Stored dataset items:
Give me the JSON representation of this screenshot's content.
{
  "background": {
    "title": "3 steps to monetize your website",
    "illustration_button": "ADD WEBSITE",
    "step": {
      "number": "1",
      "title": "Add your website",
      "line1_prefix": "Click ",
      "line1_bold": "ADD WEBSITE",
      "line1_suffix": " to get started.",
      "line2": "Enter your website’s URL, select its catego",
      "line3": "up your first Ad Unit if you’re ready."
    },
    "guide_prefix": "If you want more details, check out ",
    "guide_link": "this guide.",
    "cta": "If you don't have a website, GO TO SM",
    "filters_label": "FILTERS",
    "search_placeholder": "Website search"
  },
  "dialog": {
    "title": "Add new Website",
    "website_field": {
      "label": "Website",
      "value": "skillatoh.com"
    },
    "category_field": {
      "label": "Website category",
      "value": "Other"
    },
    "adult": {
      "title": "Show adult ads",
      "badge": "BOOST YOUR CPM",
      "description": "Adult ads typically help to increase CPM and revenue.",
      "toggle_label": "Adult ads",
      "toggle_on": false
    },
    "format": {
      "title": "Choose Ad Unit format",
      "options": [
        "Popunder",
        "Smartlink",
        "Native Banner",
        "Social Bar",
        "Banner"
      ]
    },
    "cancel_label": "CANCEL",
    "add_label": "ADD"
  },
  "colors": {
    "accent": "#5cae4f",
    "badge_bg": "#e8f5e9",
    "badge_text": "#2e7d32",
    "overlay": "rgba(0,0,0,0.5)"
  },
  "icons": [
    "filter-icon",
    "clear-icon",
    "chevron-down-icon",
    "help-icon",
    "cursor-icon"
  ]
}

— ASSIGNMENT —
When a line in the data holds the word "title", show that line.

— RESULT OF THIS TASK —
    "title": "3 steps to monetize your website",
      "title": "Add your website",
    "title": "Add new Website",
      "title": "Show adult ads",
      "title": "Choose Ad Unit format",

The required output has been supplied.